- _Directions_: Identify the lines in the data below that contain "label" and give only how many there are.

Excerpts from an interface dataset:
=== Section Start ===

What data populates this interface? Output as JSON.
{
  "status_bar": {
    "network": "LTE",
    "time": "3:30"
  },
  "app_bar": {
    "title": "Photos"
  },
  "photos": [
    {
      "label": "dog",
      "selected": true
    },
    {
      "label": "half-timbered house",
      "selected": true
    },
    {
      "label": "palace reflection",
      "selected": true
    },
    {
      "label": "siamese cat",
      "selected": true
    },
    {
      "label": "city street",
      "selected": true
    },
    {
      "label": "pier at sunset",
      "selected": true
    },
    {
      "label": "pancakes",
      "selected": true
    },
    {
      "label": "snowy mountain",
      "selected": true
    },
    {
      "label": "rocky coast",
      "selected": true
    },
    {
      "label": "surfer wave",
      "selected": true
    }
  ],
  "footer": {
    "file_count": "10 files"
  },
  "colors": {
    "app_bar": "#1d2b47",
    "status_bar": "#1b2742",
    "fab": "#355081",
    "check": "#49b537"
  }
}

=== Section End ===
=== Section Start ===

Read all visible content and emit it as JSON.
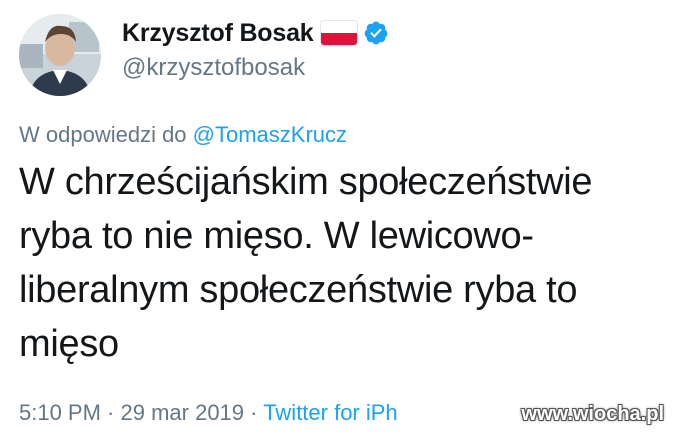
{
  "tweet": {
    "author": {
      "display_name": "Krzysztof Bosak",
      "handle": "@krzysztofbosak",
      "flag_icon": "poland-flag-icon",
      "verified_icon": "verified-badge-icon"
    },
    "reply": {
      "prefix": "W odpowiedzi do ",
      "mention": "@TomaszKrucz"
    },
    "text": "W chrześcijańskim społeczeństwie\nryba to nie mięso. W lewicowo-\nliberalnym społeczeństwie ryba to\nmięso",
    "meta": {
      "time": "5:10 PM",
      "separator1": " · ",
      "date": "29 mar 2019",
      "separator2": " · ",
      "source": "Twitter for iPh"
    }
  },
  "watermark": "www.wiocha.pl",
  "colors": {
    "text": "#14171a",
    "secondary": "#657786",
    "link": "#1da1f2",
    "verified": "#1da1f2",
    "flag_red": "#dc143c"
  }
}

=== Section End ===

- _Solution_: 10